Raytheon and Chemring unite to develop anti-surface naval weapon system

21 February 2013 (Last Updated February 21st, 2013 03:40)

Raytheon Missile Systems and Chemring have signed an agreement to jointly develop an affordable anti-surface missile system to enhance protection of naval platforms against surface targets.

Chemring's CENTURION multi-mission launcher

Raytheon Missile Systems and Chemring have signed an agreement to jointly develop an affordable anti-surface missile system to enhance protection of naval platforms against surface targets.

Intended for use on all types of ships ranging from small patrol boats to large warships, the new naval weapon system will also be capable of countering fast inshore attack craft.

Chemring Group chief executive Mark Papworth said that the team aims to develop a low-cost and versatile solution to enhance naval platform protection.

Under the terms of the agreement, Chemring's multi-mission launcher, Centurion will be integrated with Raytheon's combat-proven missiles with various ranges to provide a sea-based, inside-the-horizon defensive system.

"Our Raytheon-Chemring team will combine a multifunction decoy and missile launcher with world-class missiles and existing ship systems to provide a new mission capability to meet our customers' specific self-defence needs."

Raytheon Missile Systems' naval and area mission defence product line vice president Rick Nelson said: "Our Raytheon-Chemring team will combine a multifunction decoy and missile launcher with world-class missiles and existing ship systems to provide a new mission capability to meet our customers' specific self-defence needs."

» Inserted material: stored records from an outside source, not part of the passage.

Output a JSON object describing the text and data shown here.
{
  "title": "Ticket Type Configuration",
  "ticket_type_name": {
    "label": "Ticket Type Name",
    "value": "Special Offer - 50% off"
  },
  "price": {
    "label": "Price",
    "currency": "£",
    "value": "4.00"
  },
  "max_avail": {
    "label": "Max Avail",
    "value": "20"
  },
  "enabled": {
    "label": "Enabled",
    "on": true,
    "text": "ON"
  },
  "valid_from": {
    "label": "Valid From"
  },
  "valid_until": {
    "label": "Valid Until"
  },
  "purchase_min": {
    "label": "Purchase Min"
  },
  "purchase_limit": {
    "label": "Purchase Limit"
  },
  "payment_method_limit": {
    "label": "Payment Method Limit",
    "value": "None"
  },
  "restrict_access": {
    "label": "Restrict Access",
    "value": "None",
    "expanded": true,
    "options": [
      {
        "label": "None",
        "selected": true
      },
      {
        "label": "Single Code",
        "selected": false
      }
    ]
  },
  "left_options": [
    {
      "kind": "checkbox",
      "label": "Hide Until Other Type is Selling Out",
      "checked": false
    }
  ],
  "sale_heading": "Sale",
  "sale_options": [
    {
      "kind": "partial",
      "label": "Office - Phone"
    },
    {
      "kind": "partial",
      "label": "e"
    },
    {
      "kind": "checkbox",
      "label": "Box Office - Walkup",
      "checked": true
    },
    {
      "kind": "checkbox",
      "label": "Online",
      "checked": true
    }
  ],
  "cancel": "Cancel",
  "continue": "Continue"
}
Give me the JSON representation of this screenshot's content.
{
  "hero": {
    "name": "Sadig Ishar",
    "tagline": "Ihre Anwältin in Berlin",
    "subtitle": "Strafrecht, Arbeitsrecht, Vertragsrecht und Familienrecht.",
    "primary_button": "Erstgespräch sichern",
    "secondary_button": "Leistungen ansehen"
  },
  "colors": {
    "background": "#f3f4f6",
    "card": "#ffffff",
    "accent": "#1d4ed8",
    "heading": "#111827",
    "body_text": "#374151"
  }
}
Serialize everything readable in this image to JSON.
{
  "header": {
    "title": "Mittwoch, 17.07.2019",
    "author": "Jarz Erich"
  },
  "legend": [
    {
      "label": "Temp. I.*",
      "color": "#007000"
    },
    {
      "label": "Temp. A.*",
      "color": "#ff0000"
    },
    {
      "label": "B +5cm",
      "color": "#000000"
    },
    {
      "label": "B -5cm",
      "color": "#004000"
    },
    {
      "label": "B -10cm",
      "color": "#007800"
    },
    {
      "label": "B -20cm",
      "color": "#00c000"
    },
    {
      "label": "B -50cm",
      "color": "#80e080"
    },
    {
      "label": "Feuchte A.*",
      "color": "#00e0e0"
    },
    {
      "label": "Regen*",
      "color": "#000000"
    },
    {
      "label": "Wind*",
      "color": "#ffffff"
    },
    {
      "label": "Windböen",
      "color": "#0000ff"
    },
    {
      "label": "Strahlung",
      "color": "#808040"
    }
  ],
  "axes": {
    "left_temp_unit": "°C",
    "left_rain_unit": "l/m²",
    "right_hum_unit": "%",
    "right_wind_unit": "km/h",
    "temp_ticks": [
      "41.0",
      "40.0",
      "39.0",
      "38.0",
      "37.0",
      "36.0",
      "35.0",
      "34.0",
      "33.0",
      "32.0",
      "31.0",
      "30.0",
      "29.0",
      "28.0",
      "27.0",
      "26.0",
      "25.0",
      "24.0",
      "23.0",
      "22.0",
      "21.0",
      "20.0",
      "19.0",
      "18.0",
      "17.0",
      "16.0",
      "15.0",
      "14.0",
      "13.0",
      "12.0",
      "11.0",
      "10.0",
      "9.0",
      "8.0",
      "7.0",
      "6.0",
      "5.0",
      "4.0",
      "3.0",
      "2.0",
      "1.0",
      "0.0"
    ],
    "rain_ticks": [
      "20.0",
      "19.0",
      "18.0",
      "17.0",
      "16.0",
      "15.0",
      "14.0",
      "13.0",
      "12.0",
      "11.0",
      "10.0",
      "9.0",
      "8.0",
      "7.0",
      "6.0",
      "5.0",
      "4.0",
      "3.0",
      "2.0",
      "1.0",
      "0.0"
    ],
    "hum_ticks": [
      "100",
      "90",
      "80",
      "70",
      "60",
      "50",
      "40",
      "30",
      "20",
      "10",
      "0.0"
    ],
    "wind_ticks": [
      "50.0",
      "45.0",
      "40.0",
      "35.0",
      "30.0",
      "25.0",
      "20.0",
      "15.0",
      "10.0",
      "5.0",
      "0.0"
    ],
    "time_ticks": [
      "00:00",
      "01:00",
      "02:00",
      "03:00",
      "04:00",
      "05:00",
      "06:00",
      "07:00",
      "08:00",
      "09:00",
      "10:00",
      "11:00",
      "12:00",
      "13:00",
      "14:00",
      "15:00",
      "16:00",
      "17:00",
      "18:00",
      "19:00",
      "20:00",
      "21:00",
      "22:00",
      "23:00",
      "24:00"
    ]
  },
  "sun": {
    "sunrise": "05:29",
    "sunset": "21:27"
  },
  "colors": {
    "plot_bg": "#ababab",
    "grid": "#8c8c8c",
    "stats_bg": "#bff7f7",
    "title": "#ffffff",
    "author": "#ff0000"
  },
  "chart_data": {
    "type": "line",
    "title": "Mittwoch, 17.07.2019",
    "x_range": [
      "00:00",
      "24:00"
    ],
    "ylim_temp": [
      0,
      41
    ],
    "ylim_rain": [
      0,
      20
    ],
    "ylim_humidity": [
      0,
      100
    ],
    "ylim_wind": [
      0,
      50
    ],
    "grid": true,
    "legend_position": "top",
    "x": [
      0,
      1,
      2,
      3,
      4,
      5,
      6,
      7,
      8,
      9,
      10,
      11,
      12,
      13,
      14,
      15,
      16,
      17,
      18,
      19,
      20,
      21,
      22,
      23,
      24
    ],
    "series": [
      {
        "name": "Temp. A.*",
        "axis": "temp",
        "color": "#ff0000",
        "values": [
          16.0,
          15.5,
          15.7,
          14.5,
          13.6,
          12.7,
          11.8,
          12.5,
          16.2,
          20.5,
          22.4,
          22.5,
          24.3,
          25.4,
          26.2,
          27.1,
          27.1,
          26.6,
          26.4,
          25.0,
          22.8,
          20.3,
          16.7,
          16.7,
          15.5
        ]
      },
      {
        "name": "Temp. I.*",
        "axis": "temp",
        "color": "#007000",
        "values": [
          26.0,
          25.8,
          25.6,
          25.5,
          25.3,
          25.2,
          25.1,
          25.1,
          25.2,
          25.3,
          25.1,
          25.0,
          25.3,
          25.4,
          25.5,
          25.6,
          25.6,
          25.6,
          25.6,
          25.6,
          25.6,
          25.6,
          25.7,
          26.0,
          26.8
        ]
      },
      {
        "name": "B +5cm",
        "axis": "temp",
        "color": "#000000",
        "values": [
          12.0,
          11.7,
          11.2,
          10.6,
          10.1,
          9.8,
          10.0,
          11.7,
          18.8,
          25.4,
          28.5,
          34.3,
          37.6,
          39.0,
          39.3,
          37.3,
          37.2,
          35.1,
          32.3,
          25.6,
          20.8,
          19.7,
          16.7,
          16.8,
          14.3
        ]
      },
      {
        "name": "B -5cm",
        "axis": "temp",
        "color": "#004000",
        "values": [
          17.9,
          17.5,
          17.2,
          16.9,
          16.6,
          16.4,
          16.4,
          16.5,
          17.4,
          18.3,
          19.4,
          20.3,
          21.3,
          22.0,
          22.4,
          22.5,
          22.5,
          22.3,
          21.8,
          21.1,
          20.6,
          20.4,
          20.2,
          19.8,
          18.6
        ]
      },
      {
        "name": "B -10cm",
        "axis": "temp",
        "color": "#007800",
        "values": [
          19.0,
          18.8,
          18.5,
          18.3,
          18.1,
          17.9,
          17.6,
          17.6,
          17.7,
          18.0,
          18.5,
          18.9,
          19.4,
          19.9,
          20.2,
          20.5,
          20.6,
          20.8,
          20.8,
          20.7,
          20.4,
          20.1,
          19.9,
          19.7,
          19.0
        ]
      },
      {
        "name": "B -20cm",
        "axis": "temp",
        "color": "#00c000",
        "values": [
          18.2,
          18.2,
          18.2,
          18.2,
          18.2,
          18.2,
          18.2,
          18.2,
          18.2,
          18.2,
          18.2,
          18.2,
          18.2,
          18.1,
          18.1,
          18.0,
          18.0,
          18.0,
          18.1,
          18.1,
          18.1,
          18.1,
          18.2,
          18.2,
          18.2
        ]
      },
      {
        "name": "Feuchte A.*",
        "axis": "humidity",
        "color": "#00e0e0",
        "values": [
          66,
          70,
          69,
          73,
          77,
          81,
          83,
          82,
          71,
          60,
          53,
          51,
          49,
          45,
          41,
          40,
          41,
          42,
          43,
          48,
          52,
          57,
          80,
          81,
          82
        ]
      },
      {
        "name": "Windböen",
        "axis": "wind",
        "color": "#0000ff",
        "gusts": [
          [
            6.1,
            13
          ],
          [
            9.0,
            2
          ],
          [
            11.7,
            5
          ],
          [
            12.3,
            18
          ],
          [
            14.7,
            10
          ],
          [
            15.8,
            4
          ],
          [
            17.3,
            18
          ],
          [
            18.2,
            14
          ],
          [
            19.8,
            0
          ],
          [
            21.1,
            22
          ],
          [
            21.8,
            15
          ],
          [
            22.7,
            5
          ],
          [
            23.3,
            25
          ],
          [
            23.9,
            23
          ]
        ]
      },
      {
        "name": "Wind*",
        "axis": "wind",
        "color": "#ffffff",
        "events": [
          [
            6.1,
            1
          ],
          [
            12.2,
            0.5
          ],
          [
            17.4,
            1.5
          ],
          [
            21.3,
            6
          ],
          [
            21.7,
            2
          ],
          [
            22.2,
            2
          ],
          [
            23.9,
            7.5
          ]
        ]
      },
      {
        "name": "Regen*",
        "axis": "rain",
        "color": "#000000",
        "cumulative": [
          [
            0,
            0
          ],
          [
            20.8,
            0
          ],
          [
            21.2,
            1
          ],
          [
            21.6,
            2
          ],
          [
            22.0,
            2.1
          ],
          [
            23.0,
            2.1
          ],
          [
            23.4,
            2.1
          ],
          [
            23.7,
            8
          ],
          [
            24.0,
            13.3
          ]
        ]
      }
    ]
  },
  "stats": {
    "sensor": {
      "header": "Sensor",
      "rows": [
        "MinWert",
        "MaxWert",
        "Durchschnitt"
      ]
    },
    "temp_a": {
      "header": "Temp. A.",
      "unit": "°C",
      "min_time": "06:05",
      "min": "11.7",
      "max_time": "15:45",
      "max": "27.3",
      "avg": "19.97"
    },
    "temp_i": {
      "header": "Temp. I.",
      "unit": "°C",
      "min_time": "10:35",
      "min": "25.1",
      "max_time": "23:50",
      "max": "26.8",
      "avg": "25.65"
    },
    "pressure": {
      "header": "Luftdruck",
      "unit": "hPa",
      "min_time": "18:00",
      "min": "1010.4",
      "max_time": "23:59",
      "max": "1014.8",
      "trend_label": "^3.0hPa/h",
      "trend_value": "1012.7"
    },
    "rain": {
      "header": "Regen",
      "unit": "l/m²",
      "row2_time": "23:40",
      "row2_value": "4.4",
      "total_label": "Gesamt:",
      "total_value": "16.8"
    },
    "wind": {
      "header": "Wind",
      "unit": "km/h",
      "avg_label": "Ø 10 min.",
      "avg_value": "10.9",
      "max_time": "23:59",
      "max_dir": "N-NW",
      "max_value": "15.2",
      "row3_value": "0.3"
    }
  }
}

Using a single-launch platform and based on a layered-defence approach, the new mission defence system is currently undergoing integration engineering phase, while live-fire testing is scheduled to be held in mid-2013.

During the testing, the missiles launched from the naval countermeasure launcher will make use of initial target detection, tracking and identification capabilities provided by the ship's sensors to engage the target.

A minimum of two different missiles will be tested to provide a multi-mission capacity against manoeuvring surface threats.

The Centurion system has been designed to deliver accurate payload placement to maximise decoy effectiveness and protection of host ship.


Image: Chemring's Centurion multi-mission launcher. Photo: courtesy of Chemring Group.

Defence Technology